# Problem to work on
Lines containing the word "Supply" are the ones to copy from the records below.
──────
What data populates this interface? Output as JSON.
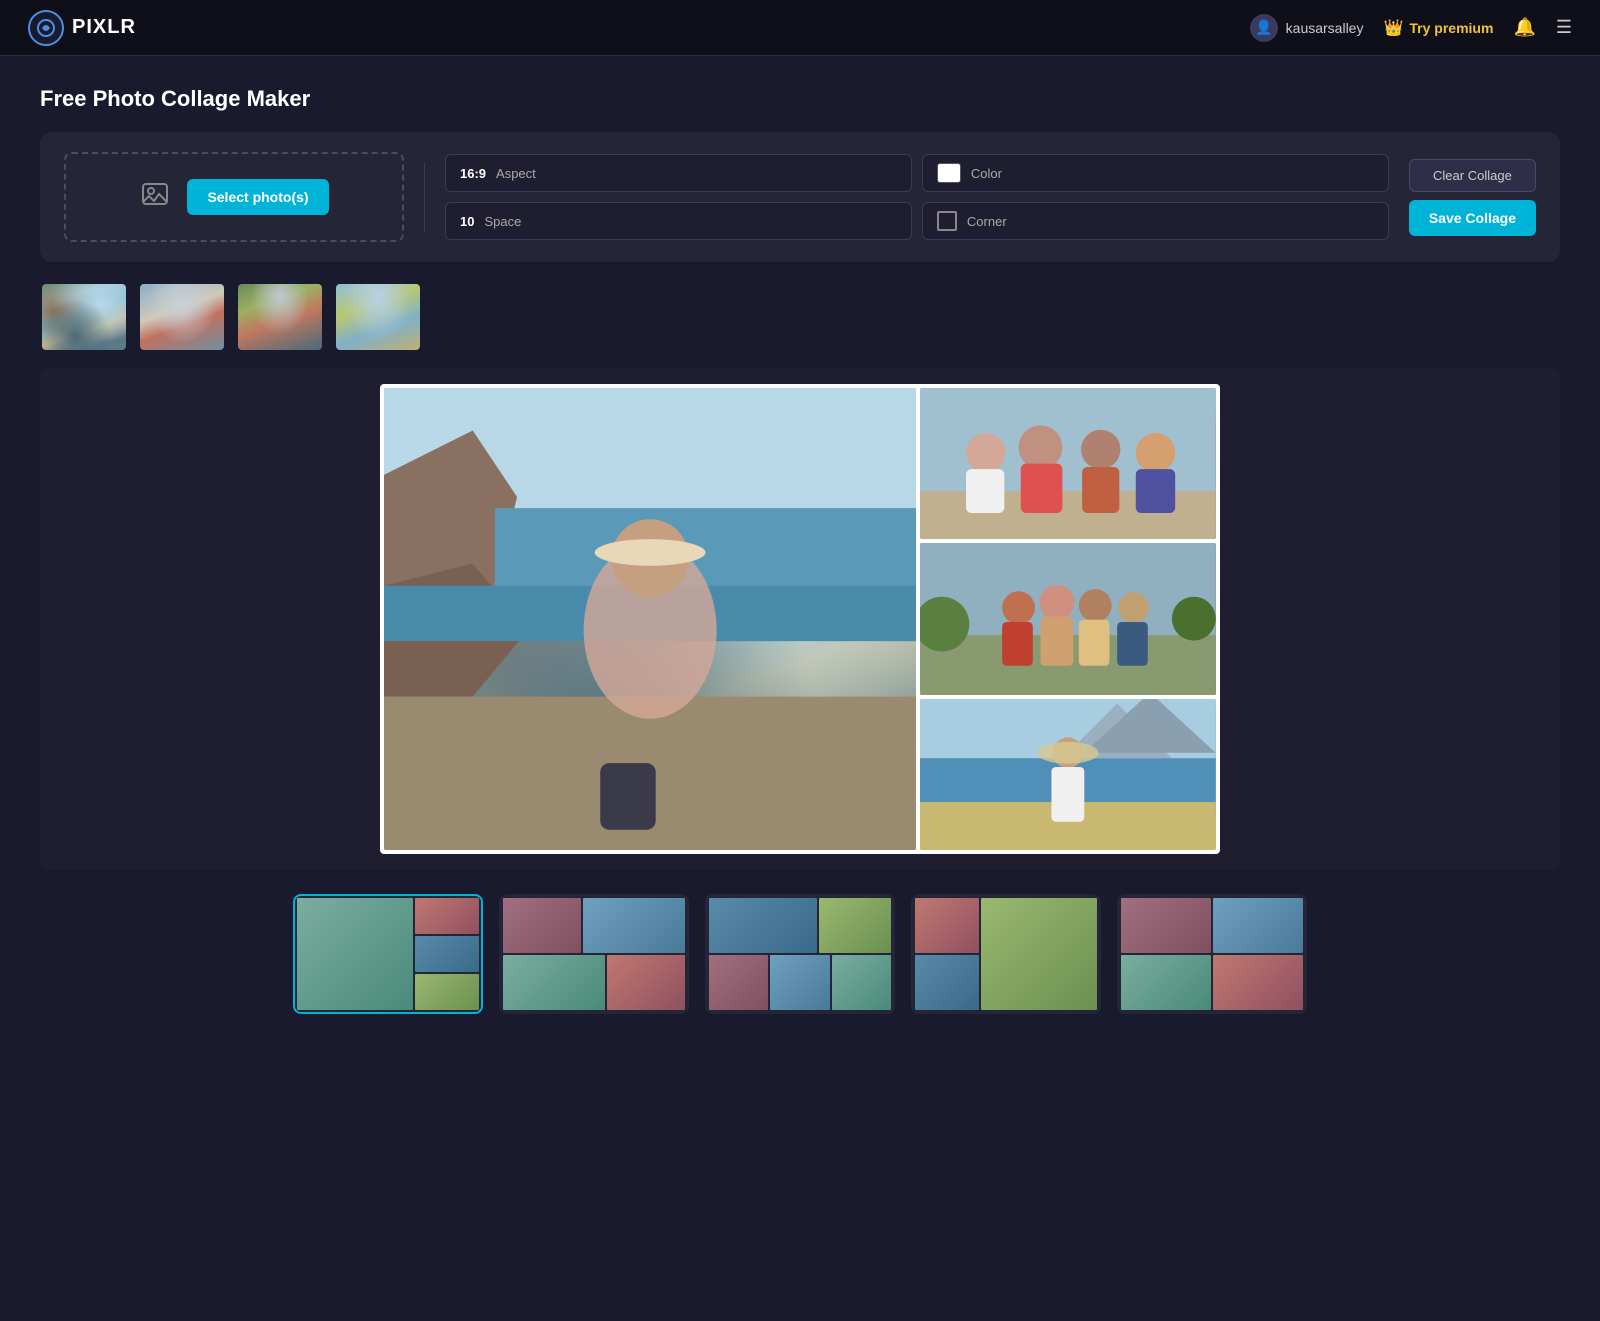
{
  "app": {
    "name": "PIXLR",
    "logo_char": "P"
  },
  "navbar": {
    "username": "kausarsalley",
    "premium_label": "Try premium",
    "bell_char": "🔔",
    "menu_char": "☰"
  },
  "page": {
    "title": "Free Photo Collage Maker"
  },
  "upload": {
    "select_btn": "Select photo(s)"
  },
  "options": {
    "aspect_value": "16:9",
    "aspect_label": "Aspect",
    "color_label": "Color",
    "space_value": "10",
    "space_label": "Space",
    "corner_label": "Corner"
  },
  "actions": {
    "clear_label": "Clear Collage",
    "save_label": "Save Collage"
  },
  "templates": [
    {
      "id": 1,
      "layout": "1-left-3-right"
    },
    {
      "id": 2,
      "layout": "2-top-2-bottom"
    },
    {
      "id": 3,
      "layout": "3-top-2-bottom"
    },
    {
      "id": 4,
      "layout": "1-big-2-small"
    },
    {
      "id": 5,
      "layout": "4-equal"
    }
  ]
}
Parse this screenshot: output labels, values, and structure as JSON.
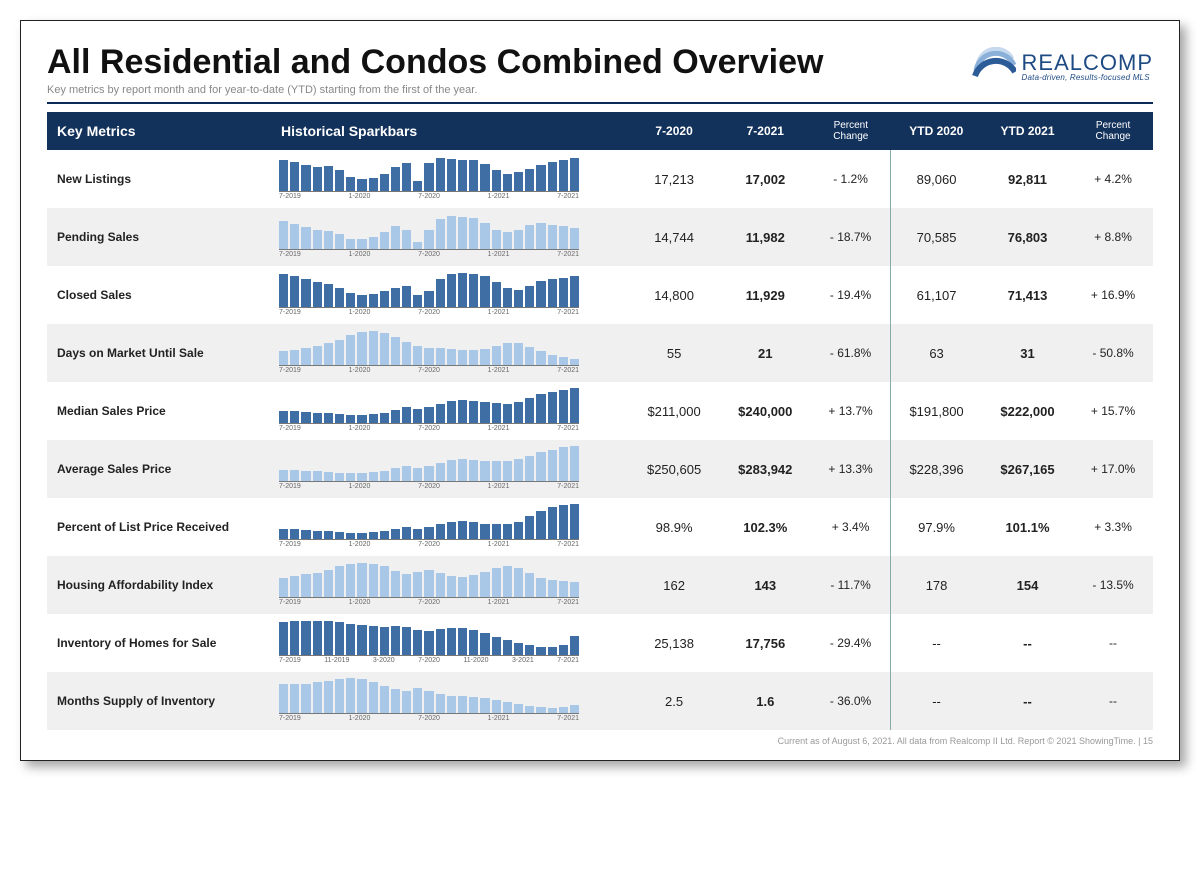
{
  "header": {
    "title": "All Residential and Condos Combined Overview",
    "subtitle": "Key metrics by report month and for year-to-date (YTD) starting from the first of the year.",
    "logo_name": "REALCOMP",
    "logo_tagline": "Data-driven, Results-focused MLS"
  },
  "columns": {
    "metrics": "Key Metrics",
    "spark": "Historical Sparkbars",
    "m0": "7-2020",
    "m1": "7-2021",
    "pc1": "Percent Change",
    "y0": "YTD 2020",
    "y1": "YTD 2021",
    "pc2": "Percent Change"
  },
  "spark_xlabels": [
    "7-2019",
    "1-2020",
    "7-2020",
    "1-2021",
    "7-2021"
  ],
  "spark_xlabels_inv": [
    "7-2019",
    "11-2019",
    "3-2020",
    "7-2020",
    "11-2020",
    "3-2021",
    "7-2021"
  ],
  "rows": [
    {
      "name": "New Listings",
      "color": "dark",
      "m0": "17,213",
      "m1": "17,002",
      "pc1": "- 1.2%",
      "y0": "89,060",
      "y1": "92,811",
      "pc2": "+ 4.2%"
    },
    {
      "name": "Pending Sales",
      "color": "light",
      "m0": "14,744",
      "m1": "11,982",
      "pc1": "- 18.7%",
      "y0": "70,585",
      "y1": "76,803",
      "pc2": "+ 8.8%"
    },
    {
      "name": "Closed Sales",
      "color": "dark",
      "m0": "14,800",
      "m1": "11,929",
      "pc1": "- 19.4%",
      "y0": "61,107",
      "y1": "71,413",
      "pc2": "+ 16.9%"
    },
    {
      "name": "Days on Market Until Sale",
      "color": "light",
      "m0": "55",
      "m1": "21",
      "pc1": "- 61.8%",
      "y0": "63",
      "y1": "31",
      "pc2": "- 50.8%"
    },
    {
      "name": "Median Sales Price",
      "color": "dark",
      "m0": "$211,000",
      "m1": "$240,000",
      "pc1": "+ 13.7%",
      "y0": "$191,800",
      "y1": "$222,000",
      "pc2": "+ 15.7%"
    },
    {
      "name": "Average Sales Price",
      "color": "light",
      "m0": "$250,605",
      "m1": "$283,942",
      "pc1": "+ 13.3%",
      "y0": "$228,396",
      "y1": "$267,165",
      "pc2": "+ 17.0%"
    },
    {
      "name": "Percent of List Price Received",
      "color": "dark",
      "m0": "98.9%",
      "m1": "102.3%",
      "pc1": "+ 3.4%",
      "y0": "97.9%",
      "y1": "101.1%",
      "pc2": "+ 3.3%"
    },
    {
      "name": "Housing Affordability Index",
      "color": "light",
      "m0": "162",
      "m1": "143",
      "pc1": "- 11.7%",
      "y0": "178",
      "y1": "154",
      "pc2": "- 13.5%"
    },
    {
      "name": "Inventory of Homes for Sale",
      "color": "dark",
      "m0": "25,138",
      "m1": "17,756",
      "pc1": "- 29.4%",
      "y0": "--",
      "y1": "--",
      "pc2": "--",
      "inv": true
    },
    {
      "name": "Months Supply of Inventory",
      "color": "light",
      "m0": "2.5",
      "m1": "1.6",
      "pc1": "- 36.0%",
      "y0": "--",
      "y1": "--",
      "pc2": "--"
    }
  ],
  "footer": "Current as of August 6, 2021. All data from Realcomp II Ltd. Report © 2021 ShowingTime. | 15",
  "chart_data": {
    "type": "bar",
    "note": "Sparkbars are small multiples, 25 months each from 7-2019 to 7-2021. Values are approximate relative heights in percent of row max as read from the image.",
    "series": [
      {
        "name": "New Listings",
        "values": [
          90,
          82,
          75,
          70,
          72,
          60,
          40,
          35,
          38,
          50,
          70,
          80,
          30,
          80,
          95,
          92,
          90,
          90,
          78,
          60,
          50,
          55,
          62,
          75,
          82,
          90,
          95
        ]
      },
      {
        "name": "Pending Sales",
        "values": [
          80,
          72,
          62,
          55,
          52,
          42,
          30,
          28,
          35,
          50,
          65,
          55,
          20,
          55,
          85,
          95,
          92,
          88,
          75,
          55,
          48,
          55,
          68,
          75,
          70,
          65,
          60
        ]
      },
      {
        "name": "Closed Sales",
        "values": [
          95,
          90,
          80,
          72,
          65,
          55,
          40,
          35,
          38,
          45,
          55,
          60,
          35,
          45,
          80,
          95,
          98,
          95,
          90,
          72,
          55,
          50,
          60,
          75,
          80,
          82,
          90
        ]
      },
      {
        "name": "Days on Market Until Sale",
        "values": [
          40,
          42,
          48,
          55,
          62,
          72,
          85,
          95,
          98,
          92,
          80,
          65,
          55,
          50,
          48,
          45,
          42,
          42,
          45,
          55,
          62,
          62,
          52,
          40,
          30,
          22,
          18
        ]
      },
      {
        "name": "Median Sales Price",
        "values": [
          35,
          35,
          32,
          30,
          28,
          25,
          22,
          22,
          25,
          30,
          38,
          45,
          40,
          45,
          55,
          62,
          65,
          62,
          60,
          58,
          55,
          60,
          72,
          82,
          90,
          95,
          100
        ]
      },
      {
        "name": "Average Sales Price",
        "values": [
          32,
          32,
          30,
          28,
          26,
          24,
          22,
          22,
          25,
          30,
          36,
          42,
          38,
          44,
          52,
          60,
          62,
          60,
          58,
          56,
          56,
          62,
          72,
          82,
          90,
          96,
          100
        ]
      },
      {
        "name": "Percent of List Price Received",
        "values": [
          28,
          28,
          26,
          24,
          22,
          20,
          18,
          18,
          20,
          24,
          30,
          34,
          30,
          34,
          42,
          50,
          52,
          48,
          44,
          42,
          42,
          50,
          65,
          80,
          92,
          98,
          100
        ]
      },
      {
        "name": "Housing Affordability Index",
        "values": [
          55,
          60,
          65,
          70,
          78,
          88,
          95,
          98,
          95,
          88,
          75,
          65,
          72,
          78,
          70,
          60,
          58,
          62,
          72,
          82,
          88,
          82,
          68,
          55,
          48,
          45,
          44
        ]
      },
      {
        "name": "Inventory of Homes for Sale",
        "values": [
          95,
          96,
          97,
          98,
          98,
          95,
          90,
          85,
          82,
          80,
          82,
          80,
          72,
          70,
          74,
          78,
          78,
          72,
          62,
          52,
          42,
          34,
          28,
          24,
          22,
          30,
          55
        ]
      },
      {
        "name": "Months Supply of Inventory",
        "values": [
          82,
          82,
          84,
          88,
          92,
          96,
          100,
          96,
          88,
          78,
          70,
          62,
          72,
          62,
          55,
          50,
          48,
          46,
          42,
          38,
          32,
          26,
          20,
          16,
          14,
          16,
          22
        ]
      }
    ]
  }
}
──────
# Solution for this problem
      "name": "Months Supply of Inventory",
        "name": "Months Supply of Inventory",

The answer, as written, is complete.